Check each line of the material. Copy those containing "field".

**Records provided:**
::::

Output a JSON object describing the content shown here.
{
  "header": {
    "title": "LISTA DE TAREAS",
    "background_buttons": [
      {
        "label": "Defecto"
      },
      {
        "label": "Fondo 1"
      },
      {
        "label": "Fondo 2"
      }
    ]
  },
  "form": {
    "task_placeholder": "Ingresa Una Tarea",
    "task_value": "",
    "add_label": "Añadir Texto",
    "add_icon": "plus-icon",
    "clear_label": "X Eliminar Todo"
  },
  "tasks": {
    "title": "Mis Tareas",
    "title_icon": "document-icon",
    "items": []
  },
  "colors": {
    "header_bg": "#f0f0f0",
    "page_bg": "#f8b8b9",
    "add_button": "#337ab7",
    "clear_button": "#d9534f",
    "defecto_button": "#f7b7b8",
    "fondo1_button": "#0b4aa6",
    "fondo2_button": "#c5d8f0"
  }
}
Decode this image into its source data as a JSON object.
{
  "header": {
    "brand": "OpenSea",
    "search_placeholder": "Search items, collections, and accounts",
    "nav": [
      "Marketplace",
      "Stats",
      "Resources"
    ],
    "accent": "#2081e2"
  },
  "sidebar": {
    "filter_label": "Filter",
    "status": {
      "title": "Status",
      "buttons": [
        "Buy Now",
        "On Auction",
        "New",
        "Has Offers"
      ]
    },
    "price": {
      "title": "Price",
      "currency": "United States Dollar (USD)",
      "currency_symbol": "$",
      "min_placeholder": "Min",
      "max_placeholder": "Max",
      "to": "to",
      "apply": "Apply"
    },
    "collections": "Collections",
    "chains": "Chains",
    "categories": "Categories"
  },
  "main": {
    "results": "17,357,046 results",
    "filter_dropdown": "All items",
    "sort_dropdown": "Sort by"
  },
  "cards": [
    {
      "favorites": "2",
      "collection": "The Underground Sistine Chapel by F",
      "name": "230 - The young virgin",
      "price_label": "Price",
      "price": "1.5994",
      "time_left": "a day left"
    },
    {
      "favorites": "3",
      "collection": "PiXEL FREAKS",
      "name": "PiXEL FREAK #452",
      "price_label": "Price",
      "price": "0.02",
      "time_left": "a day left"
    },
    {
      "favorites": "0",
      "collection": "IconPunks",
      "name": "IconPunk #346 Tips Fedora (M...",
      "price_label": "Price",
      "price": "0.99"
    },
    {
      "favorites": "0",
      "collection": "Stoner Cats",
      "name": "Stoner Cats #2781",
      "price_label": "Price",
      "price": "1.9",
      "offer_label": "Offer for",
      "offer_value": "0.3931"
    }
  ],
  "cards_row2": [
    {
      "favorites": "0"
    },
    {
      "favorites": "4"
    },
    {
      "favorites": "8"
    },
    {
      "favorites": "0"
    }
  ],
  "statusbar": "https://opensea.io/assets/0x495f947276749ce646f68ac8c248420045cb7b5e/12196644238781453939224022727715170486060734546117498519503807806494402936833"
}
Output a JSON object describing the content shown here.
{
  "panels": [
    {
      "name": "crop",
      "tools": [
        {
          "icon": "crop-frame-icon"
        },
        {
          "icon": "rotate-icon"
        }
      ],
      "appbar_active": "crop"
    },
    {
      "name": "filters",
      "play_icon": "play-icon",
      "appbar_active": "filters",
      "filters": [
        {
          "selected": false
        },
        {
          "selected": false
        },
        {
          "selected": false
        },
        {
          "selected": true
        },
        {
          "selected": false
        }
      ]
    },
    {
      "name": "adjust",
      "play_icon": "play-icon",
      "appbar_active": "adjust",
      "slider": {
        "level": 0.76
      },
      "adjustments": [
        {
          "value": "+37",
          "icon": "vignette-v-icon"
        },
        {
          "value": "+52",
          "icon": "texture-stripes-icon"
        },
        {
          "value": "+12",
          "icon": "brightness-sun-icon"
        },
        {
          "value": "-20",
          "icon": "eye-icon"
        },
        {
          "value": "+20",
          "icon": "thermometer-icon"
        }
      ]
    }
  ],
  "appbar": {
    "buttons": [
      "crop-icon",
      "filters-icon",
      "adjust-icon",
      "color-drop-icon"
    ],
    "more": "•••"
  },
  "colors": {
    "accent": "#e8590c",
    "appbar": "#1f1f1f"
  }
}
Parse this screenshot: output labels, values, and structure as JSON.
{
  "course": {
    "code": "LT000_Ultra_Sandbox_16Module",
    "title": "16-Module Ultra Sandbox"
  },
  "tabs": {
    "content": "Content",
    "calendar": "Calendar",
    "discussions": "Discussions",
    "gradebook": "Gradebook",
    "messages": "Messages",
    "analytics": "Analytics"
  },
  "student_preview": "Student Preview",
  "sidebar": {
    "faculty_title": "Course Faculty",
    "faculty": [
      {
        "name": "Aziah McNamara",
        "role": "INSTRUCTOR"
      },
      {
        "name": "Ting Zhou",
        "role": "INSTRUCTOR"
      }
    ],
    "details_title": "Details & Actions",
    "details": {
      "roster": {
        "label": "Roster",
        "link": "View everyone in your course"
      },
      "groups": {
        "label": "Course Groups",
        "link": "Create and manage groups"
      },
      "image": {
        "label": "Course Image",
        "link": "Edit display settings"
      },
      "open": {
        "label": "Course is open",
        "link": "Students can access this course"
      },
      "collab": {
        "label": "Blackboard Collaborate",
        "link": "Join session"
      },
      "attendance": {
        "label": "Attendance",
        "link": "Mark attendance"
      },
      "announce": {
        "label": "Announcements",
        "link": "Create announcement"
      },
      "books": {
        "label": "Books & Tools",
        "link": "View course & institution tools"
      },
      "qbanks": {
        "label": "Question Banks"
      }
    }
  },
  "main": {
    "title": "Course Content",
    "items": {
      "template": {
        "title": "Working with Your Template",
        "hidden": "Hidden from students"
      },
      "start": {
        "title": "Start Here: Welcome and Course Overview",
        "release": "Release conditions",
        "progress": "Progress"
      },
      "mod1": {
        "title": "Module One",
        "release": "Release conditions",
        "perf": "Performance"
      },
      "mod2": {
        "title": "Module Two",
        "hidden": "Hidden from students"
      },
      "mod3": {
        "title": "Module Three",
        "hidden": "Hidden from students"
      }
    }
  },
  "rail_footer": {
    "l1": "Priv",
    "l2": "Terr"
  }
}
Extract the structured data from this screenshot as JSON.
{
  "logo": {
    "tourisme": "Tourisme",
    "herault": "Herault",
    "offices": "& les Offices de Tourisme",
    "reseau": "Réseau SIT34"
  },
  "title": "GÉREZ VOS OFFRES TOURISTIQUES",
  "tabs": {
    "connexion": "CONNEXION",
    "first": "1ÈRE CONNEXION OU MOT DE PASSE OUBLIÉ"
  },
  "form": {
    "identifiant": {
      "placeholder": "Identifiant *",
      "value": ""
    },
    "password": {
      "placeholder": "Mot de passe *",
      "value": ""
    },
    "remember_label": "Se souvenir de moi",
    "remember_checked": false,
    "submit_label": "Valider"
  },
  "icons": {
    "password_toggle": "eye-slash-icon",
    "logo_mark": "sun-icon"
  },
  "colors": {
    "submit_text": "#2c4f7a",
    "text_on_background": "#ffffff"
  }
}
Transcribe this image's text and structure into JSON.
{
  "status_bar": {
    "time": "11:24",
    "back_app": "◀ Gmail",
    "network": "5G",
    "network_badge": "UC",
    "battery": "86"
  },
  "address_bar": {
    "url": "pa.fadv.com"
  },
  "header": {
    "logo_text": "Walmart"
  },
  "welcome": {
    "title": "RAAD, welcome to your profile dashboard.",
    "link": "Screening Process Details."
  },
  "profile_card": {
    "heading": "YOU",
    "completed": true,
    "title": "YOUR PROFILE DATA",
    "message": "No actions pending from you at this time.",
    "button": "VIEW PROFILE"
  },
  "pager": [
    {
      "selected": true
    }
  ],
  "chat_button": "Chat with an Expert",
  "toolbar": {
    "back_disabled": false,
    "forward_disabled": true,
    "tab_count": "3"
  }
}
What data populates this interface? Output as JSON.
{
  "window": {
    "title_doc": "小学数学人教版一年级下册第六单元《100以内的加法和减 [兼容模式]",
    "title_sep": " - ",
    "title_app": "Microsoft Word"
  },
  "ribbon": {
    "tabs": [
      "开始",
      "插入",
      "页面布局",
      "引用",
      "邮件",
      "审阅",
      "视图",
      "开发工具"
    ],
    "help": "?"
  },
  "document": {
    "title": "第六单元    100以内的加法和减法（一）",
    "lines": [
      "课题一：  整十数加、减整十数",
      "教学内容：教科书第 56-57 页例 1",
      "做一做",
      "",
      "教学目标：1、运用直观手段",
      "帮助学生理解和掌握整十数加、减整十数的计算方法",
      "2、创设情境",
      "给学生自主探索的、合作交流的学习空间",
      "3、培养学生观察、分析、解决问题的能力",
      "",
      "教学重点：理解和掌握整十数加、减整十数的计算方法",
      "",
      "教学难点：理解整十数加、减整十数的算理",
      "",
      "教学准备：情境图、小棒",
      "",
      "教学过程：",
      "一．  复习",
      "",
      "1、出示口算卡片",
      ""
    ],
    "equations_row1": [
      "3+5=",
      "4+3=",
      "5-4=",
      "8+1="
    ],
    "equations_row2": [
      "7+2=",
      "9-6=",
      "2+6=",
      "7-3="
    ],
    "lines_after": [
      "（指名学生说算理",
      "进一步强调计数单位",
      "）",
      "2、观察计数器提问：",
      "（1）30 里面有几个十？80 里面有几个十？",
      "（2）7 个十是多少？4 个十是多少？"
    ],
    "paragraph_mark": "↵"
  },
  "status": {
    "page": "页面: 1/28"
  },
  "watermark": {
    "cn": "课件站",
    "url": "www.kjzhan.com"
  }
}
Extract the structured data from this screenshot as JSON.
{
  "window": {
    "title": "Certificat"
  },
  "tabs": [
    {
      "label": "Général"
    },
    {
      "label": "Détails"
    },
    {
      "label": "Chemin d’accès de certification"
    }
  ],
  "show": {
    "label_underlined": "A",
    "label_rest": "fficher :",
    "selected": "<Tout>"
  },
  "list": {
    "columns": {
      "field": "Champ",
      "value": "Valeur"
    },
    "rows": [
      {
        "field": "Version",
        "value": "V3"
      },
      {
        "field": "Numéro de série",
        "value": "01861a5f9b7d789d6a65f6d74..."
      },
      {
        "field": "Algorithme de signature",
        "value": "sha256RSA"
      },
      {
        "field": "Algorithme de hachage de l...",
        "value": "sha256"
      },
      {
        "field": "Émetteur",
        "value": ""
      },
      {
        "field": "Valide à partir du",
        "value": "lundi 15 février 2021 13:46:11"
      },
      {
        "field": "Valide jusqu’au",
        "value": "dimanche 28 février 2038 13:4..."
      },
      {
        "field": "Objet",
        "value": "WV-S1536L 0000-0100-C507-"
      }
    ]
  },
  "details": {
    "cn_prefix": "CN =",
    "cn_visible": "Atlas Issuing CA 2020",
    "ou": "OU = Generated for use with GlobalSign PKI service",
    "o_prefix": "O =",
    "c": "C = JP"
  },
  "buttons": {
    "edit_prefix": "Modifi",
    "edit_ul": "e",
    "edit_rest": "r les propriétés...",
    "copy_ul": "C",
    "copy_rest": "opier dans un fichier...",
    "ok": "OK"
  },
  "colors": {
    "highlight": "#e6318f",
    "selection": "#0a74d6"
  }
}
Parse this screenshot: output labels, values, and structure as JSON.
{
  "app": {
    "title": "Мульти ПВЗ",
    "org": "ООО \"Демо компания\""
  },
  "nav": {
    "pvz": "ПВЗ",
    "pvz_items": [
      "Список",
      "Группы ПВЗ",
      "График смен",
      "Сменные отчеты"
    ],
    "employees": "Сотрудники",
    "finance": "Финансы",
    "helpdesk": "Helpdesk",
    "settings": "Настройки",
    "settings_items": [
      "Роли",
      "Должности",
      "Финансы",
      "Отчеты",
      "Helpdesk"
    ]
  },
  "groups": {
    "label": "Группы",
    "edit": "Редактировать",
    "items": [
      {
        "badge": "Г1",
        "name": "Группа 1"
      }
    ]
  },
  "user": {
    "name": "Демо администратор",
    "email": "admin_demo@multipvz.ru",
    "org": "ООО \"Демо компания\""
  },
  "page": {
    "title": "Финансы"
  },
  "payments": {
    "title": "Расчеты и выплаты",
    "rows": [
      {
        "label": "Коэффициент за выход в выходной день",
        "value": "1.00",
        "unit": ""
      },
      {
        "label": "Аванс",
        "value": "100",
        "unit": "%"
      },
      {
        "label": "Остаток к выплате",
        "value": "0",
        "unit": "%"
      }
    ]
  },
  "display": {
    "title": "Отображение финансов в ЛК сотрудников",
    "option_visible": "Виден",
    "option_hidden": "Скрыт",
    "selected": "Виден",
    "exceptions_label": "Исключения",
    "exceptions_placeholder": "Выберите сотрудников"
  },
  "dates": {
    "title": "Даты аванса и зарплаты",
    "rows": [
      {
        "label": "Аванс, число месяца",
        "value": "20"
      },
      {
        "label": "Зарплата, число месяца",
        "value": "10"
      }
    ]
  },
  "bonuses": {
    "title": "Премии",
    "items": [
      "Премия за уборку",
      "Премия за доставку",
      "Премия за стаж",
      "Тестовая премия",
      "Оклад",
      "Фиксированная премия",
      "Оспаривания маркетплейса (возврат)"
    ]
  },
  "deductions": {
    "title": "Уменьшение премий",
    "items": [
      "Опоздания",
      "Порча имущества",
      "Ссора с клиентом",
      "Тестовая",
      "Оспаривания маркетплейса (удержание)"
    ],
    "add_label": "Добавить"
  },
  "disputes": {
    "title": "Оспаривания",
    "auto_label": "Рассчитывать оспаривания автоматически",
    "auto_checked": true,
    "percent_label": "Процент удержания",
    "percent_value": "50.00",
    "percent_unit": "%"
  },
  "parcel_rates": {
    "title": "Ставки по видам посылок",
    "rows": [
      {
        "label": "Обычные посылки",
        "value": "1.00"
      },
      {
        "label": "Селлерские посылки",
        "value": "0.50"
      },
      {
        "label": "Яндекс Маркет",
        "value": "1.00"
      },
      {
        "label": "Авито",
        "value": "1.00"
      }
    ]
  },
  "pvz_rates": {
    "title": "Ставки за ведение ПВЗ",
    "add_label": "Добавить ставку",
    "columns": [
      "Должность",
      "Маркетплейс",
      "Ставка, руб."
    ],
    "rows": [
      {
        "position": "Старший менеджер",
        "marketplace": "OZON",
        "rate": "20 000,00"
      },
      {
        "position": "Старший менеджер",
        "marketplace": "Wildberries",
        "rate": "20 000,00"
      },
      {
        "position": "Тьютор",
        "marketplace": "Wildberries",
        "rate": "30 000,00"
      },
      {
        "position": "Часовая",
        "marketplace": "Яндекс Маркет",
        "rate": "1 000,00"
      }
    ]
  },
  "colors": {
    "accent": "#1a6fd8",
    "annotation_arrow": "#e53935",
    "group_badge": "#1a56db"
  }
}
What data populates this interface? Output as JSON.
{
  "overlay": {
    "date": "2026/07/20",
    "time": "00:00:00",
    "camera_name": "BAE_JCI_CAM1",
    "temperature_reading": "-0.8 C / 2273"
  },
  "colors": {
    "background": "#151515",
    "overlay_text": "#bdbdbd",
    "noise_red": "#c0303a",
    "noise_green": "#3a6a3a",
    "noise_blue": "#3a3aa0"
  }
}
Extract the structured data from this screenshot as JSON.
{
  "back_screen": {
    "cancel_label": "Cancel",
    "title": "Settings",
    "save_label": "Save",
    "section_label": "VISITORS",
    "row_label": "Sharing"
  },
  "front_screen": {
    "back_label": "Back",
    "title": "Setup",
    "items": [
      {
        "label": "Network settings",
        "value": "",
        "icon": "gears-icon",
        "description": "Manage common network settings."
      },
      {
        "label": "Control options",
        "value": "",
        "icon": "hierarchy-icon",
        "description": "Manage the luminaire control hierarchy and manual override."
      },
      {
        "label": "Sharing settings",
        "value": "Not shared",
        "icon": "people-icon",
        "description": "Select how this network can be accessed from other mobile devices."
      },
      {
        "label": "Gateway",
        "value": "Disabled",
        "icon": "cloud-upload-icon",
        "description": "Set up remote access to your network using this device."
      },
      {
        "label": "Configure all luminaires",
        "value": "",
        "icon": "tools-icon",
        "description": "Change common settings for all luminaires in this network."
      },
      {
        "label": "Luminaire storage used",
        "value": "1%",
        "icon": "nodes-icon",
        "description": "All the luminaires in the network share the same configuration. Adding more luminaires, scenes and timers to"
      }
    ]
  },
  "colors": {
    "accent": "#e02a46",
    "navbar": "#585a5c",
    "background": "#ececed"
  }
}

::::

**Result of this task:**
      "field": "Champ",
        "field": "Version",
        "field": "Numéro de série",
        "field": "Algorithme de signature",
        "field": "Algorithme de hachage de l...",
        "field": "Émetteur",
        "field": "Valide à partir du",
        "field": "Valide jusqu’au",
        "field": "Objet",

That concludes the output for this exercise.